Vedomosti reports South Korea’s intention to maintain the loudspeakers on the border, a move that aroused North Korea’s discontent. The publication cites South Korea’s President Park Geun-hye, who stated that South Korea has no intention of curtailing border broadcasts even if North Korea apologizes for killing South Korean soldiers in the demilitarized zone.
Pro-government Rossiyskaya Gazeta believes that the dialogue is an important step towards de-escalation; however, the newspaper observes that the first round failed to achieve any agreement, and it is highly unlikely that an agreement will be achieved as part of the second round. The publication points to numerous disagreements and recriminatory claims between both sides.
Resignation of Mahmoud Abbas from the PLO
Another notable event for the week in Russian media circles was the resignation of the head of the Palestinian Liberation Organization (PLO), Mahmoud Abbas, who for a long time has been one of the participants in the negotiations between Palestine and Israel. Abbas announced his resignation on Friday.
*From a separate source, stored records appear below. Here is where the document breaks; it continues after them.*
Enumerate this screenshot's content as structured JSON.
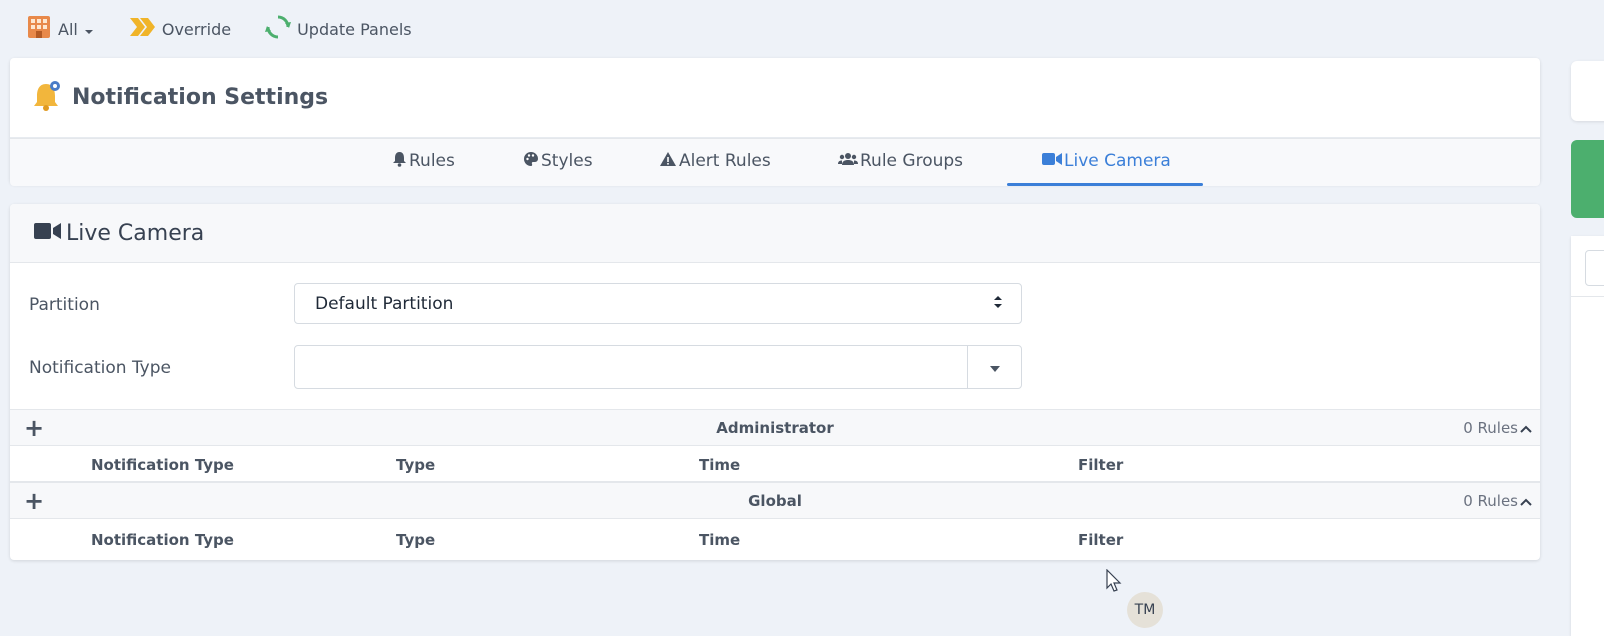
{
  "toolbar": {
    "all_label": "All",
    "override_label": "Override",
    "update_panels_label": "Update Panels"
  },
  "page": {
    "title": "Notification Settings"
  },
  "tabs": [
    {
      "label": "Rules",
      "icon": "bell-icon"
    },
    {
      "label": "Styles",
      "icon": "palette-icon"
    },
    {
      "label": "Alert Rules",
      "icon": "warning-icon"
    },
    {
      "label": "Rule Groups",
      "icon": "users-icon"
    },
    {
      "label": "Live Camera",
      "icon": "video-camera-icon",
      "active": true
    }
  ],
  "section": {
    "title": "Live Camera"
  },
  "form": {
    "partition_label": "Partition",
    "partition_value": "Default Partition",
    "notification_type_label": "Notification Type",
    "notification_type_value": ""
  },
  "groups": [
    {
      "name": "Administrator",
      "count": "0 Rules",
      "columns": [
        "Notification Type",
        "Type",
        "Time",
        "Filter"
      ]
    },
    {
      "name": "Global",
      "count": "0 Rules",
      "columns": [
        "Notification Type",
        "Type",
        "Time",
        "Filter"
      ]
    }
  ],
  "user": {
    "initials": "TM"
  },
  "colors": {
    "accent": "#3b7fd8",
    "green_panel": "#4caf6e",
    "background": "#eef2f8",
    "bell": "#f2b63c",
    "override_arrows": "#f0b429",
    "refresh": "#4caf6e"
  }
}
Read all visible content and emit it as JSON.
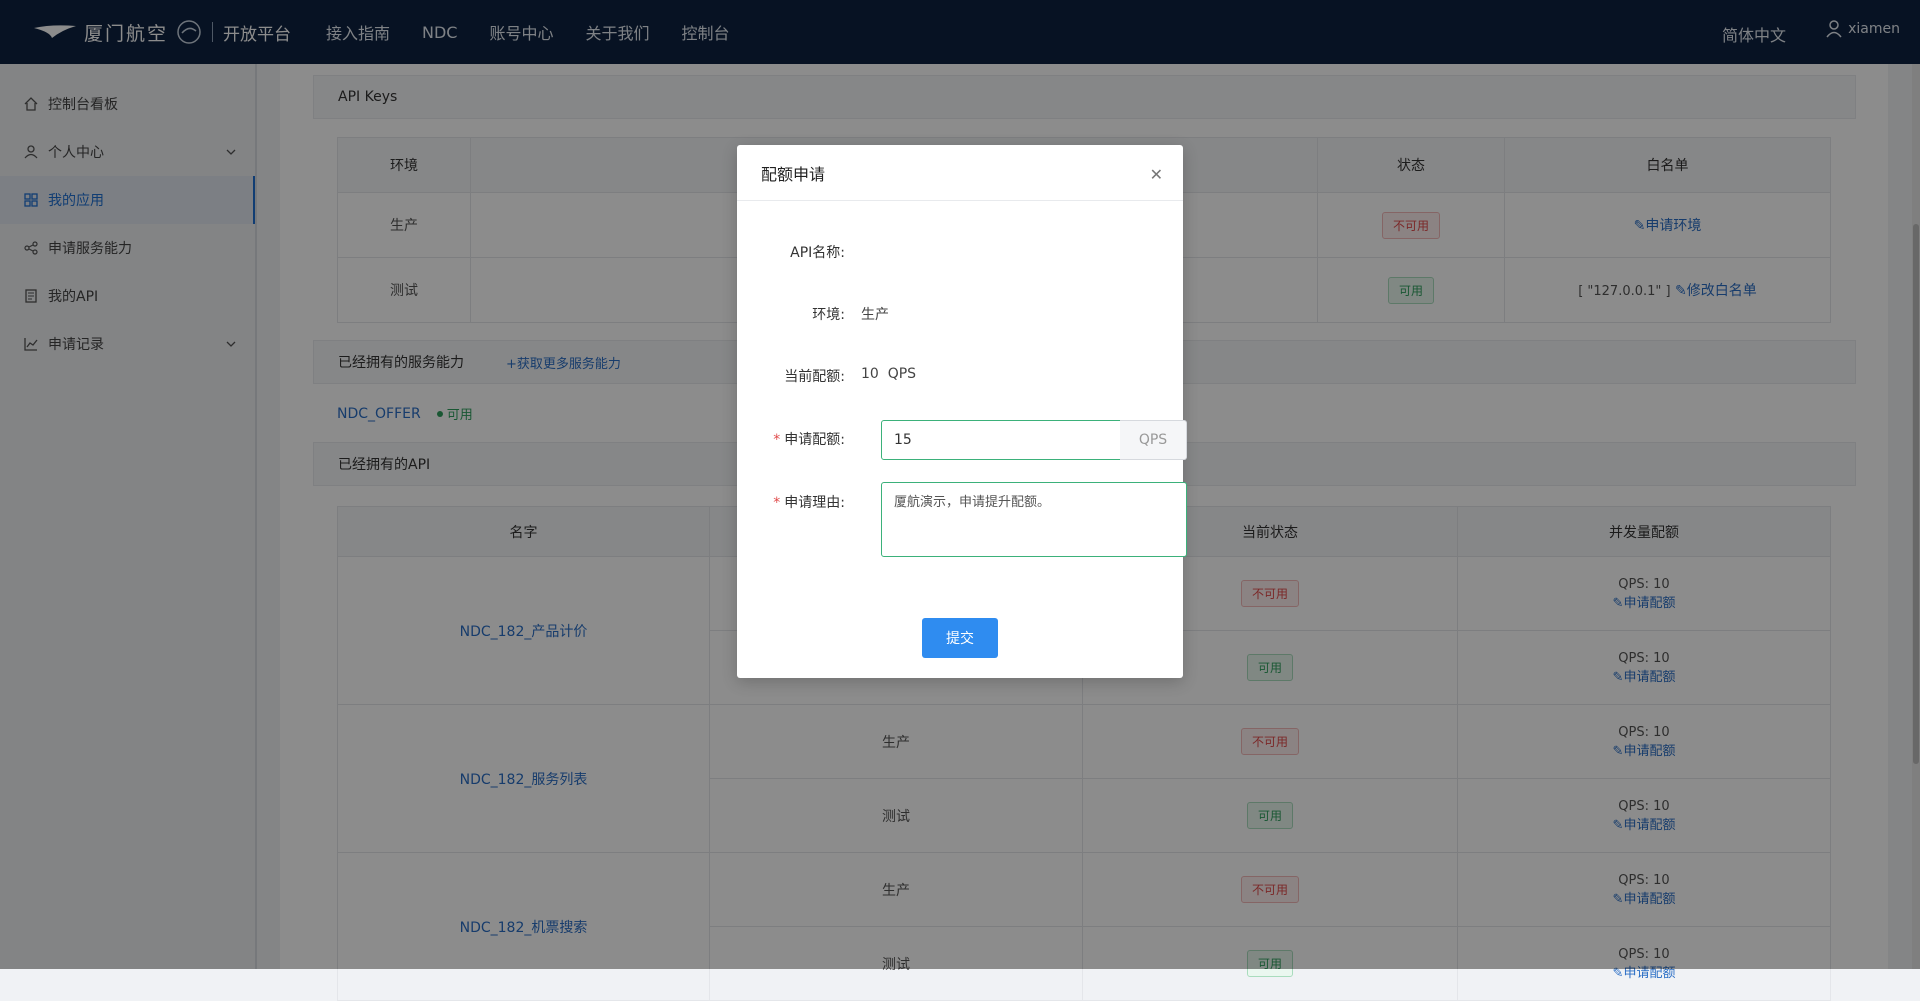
{
  "header": {
    "logo_text": "厦门航空",
    "platform": "开放平台",
    "nav": [
      "接入指南",
      "NDC",
      "账号中心",
      "关于我们",
      "控制台"
    ],
    "language": "简体中文",
    "username": "xiamen"
  },
  "sidebar": {
    "items": [
      {
        "label": "控制台看板",
        "icon": "home-icon"
      },
      {
        "label": "个人中心",
        "icon": "user-icon"
      },
      {
        "label": "我的应用",
        "icon": "grid-icon"
      },
      {
        "label": "申请服务能力",
        "icon": "share-icon"
      },
      {
        "label": "我的API",
        "icon": "book-icon"
      },
      {
        "label": "申请记录",
        "icon": "chart-icon"
      }
    ]
  },
  "api_keys": {
    "title": "API Keys",
    "headers": [
      "环境",
      "",
      "状态",
      "白名单"
    ],
    "rows": [
      {
        "env": "生产",
        "status": "不可用",
        "whitelist_text": "",
        "whitelist_link": "申请环境"
      },
      {
        "env": "测试",
        "status": "可用",
        "whitelist_text": "[ \"127.0.0.1\" ]",
        "whitelist_link": "修改白名单"
      }
    ]
  },
  "services": {
    "title": "已经拥有的服务能力",
    "more_link": "+获取更多服务能力",
    "item": "NDC_OFFER",
    "item_status": "可用"
  },
  "apis": {
    "title": "已经拥有的API",
    "headers": [
      "名字",
      "",
      "当前状态",
      "并发量配额"
    ],
    "groups": [
      {
        "name": "NDC_182_产品计价",
        "rows": [
          {
            "env": "",
            "status": "不可用",
            "qps": "QPS: 10",
            "link": "申请配额"
          },
          {
            "env": "",
            "status": "可用",
            "qps": "QPS: 10",
            "link": "申请配额"
          }
        ]
      },
      {
        "name": "NDC_182_服务列表",
        "rows": [
          {
            "env": "生产",
            "status": "不可用",
            "qps": "QPS: 10",
            "link": "申请配额"
          },
          {
            "env": "测试",
            "status": "可用",
            "qps": "QPS: 10",
            "link": "申请配额"
          }
        ]
      },
      {
        "name": "NDC_182_机票搜索",
        "rows": [
          {
            "env": "生产",
            "status": "不可用",
            "qps": "QPS: 10",
            "link": "申请配额"
          },
          {
            "env": "测试",
            "status": "可用",
            "qps": "QPS: 10",
            "link": "申请配额"
          }
        ]
      }
    ]
  },
  "modal": {
    "title": "配额申请",
    "api_name_label": "API名称:",
    "api_name_value": "",
    "env_label": "环境:",
    "env_value": "生产",
    "current_label": "当前配额:",
    "current_value": "10  QPS",
    "request_label": "申请配额:",
    "request_value": "15",
    "request_unit": "QPS",
    "reason_label": "申请理由:",
    "reason_value": "厦航演示，申请提升配额。",
    "submit_label": "提交"
  }
}
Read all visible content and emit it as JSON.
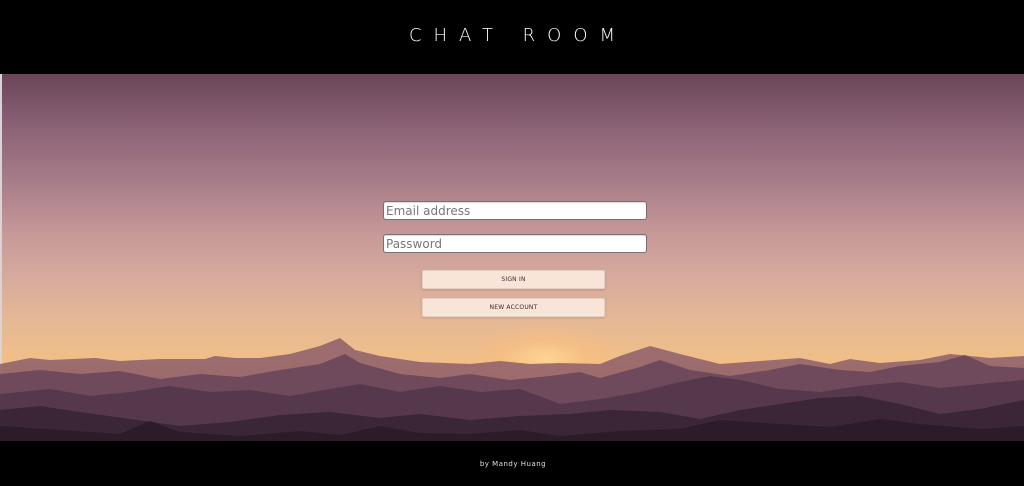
{
  "header": {
    "title": "CHAT ROOM"
  },
  "login": {
    "email_placeholder": "Email address",
    "password_placeholder": "Password",
    "signin_label": "SIGN IN",
    "new_account_label": "NEW ACCOUNT"
  },
  "footer": {
    "credit": "by Mandy Huang"
  },
  "colors": {
    "header_bg": "#000000",
    "button_bg": "#f9e4d8",
    "sky_top": "#6a4558",
    "sky_horizon": "#ea8a58"
  }
}
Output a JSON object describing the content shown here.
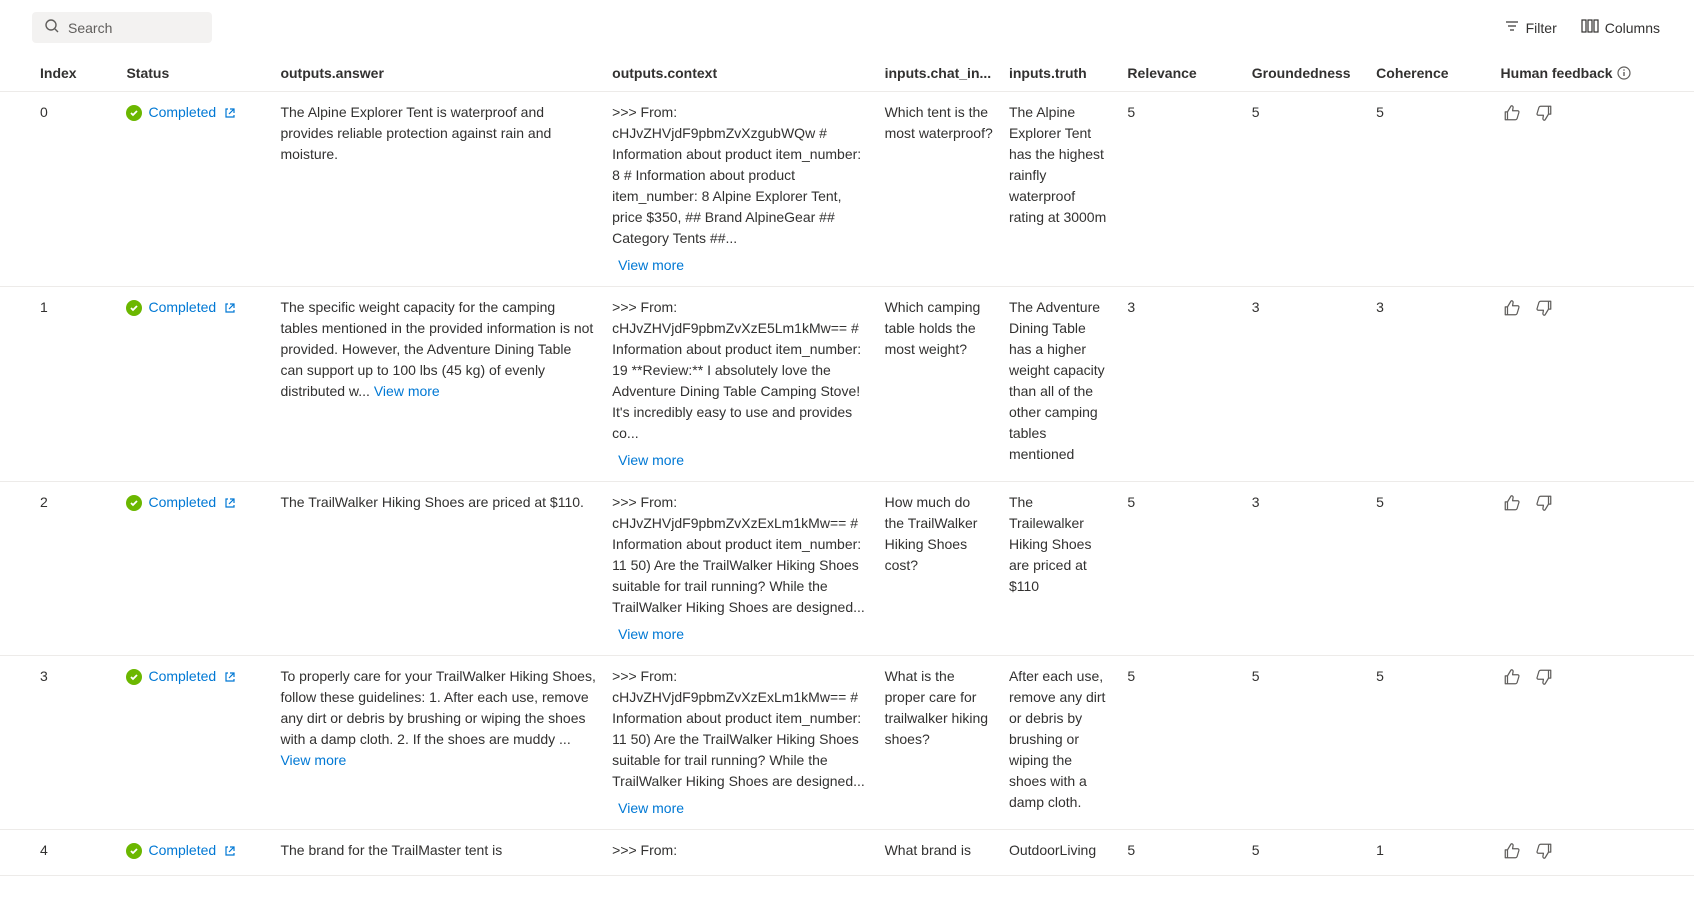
{
  "toolbar": {
    "search_placeholder": "Search",
    "filter_label": "Filter",
    "columns_label": "Columns"
  },
  "headers": {
    "index": "Index",
    "status": "Status",
    "answer": "outputs.answer",
    "context": "outputs.context",
    "chat_in": "inputs.chat_in...",
    "truth": "inputs.truth",
    "relevance": "Relevance",
    "groundedness": "Groundedness",
    "coherence": "Coherence",
    "feedback": "Human feedback"
  },
  "labels": {
    "completed": "Completed",
    "view_more": "View more"
  },
  "rows": [
    {
      "index": "0",
      "answer": "The Alpine Explorer Tent is waterproof and provides reliable protection against rain and moisture.",
      "answer_view_more": false,
      "context": ">>> From: cHJvZHVjdF9pbmZvXzgubWQw # Information about product item_number: 8 # Information about product item_number: 8 Alpine Explorer Tent, price $350, ## Brand AlpineGear ## Category Tents ##...",
      "chat_in": "Which tent is the most waterproof?",
      "truth": "The Alpine Explorer Tent has the highest rainfly waterproof rating at 3000m",
      "relevance": "5",
      "groundedness": "5",
      "coherence": "5"
    },
    {
      "index": "1",
      "answer": "The specific weight capacity for the camping tables mentioned in the provided information is not provided. However, the Adventure Dining Table can support up to 100 lbs (45 kg) of evenly distributed w... ",
      "answer_view_more": true,
      "context": ">>> From: cHJvZHVjdF9pbmZvXzE5Lm1kMw== # Information about product item_number: 19 **Review:** I absolutely love the Adventure Dining Table Camping Stove! It's incredibly easy to use and provides co...",
      "chat_in": "Which camping table holds the most weight?",
      "truth": "The Adventure Dining Table has a higher weight capacity than all of the other camping tables mentioned",
      "relevance": "3",
      "groundedness": "3",
      "coherence": "3"
    },
    {
      "index": "2",
      "answer": "The TrailWalker Hiking Shoes are priced at $110.",
      "answer_view_more": false,
      "context": ">>> From: cHJvZHVjdF9pbmZvXzExLm1kMw== # Information about product item_number: 11 50) Are the TrailWalker Hiking Shoes suitable for trail running? While the TrailWalker Hiking Shoes are designed...",
      "chat_in": "How much do the TrailWalker Hiking Shoes cost?",
      "truth": "The Trailewalker Hiking Shoes are priced at $110",
      "relevance": "5",
      "groundedness": "3",
      "coherence": "5"
    },
    {
      "index": "3",
      "answer": "To properly care for your TrailWalker Hiking Shoes, follow these guidelines: 1. After each use, remove any dirt or debris by brushing or wiping the shoes with a damp cloth. 2. If the shoes are muddy ... ",
      "answer_view_more": true,
      "context": ">>> From: cHJvZHVjdF9pbmZvXzExLm1kMw== # Information about product item_number: 11 50) Are the TrailWalker Hiking Shoes suitable for trail running? While the TrailWalker Hiking Shoes are designed...",
      "chat_in": "What is the proper care for trailwalker hiking shoes?",
      "truth": "After each use, remove any dirt or debris by brushing or wiping the shoes with a damp cloth.",
      "relevance": "5",
      "groundedness": "5",
      "coherence": "5"
    },
    {
      "index": "4",
      "answer": "The brand for the TrailMaster tent is",
      "answer_view_more": false,
      "context": ">>> From:",
      "context_view_more_hidden": true,
      "chat_in": "What brand is",
      "truth": "OutdoorLiving",
      "relevance": "5",
      "groundedness": "5",
      "coherence": "1"
    }
  ]
}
However, the Palestinian National Council has yet to confirm it. Along with Abbas, another ten of his colleagues intend to resign.
Pro-government Rossiyskaya Gazeta connects Abbas’ resignation with his disappointment in the peace process under American auspices, and also fatigue from the internal Palestinian conflict between the Fatah movement, which he heads, and the more radical Hamas.
The populist Moskovsky Komsomolets also believes that Abbas’ resignation is connected with the failure of negotiations and the inability of Palestine to influence Israel’s carrying out of agreements that have already been made. Vedomosti refers to complications in negotiations, observing that the Palestinian leader appears to be tired of such ongoing negotiations.
Quotes of the week:
Alexis Tsipras addressing the Greek people: “I feel a moral and political obligation to turn to you for a decision. Your votes decide: Can the deal that we have reached get us out of the crisis?”
North Korean Ambassador to Moscow Kim Hyun Joong: “The demilitarized zone is a continuous mine field. We have powerful forces and if we want to punish the South Korean militarists, we will not use such primitive weapons as mines.”
Ukrainian President Petro Poroshenko: “Today we are already much better prepared for the defense, for the protection of our Ukraine than a year ago. The Minsk Accords, despite their criticism, gave us leeway, gave us the time to strengthen our defenses. They helped us, even just a little, to overcome the clear technological gap between us and Russia.”
Eduard Basurin, Minister of Defense, DPR: “Despite the preparedness of the regime in Kiev to unleash war after Independence Day and the preparation for a resonating provocation to justify aggression and genocide against the people of Donbas, the DPR army is ready to respond immediately, effectively halting the blows of our enemy.”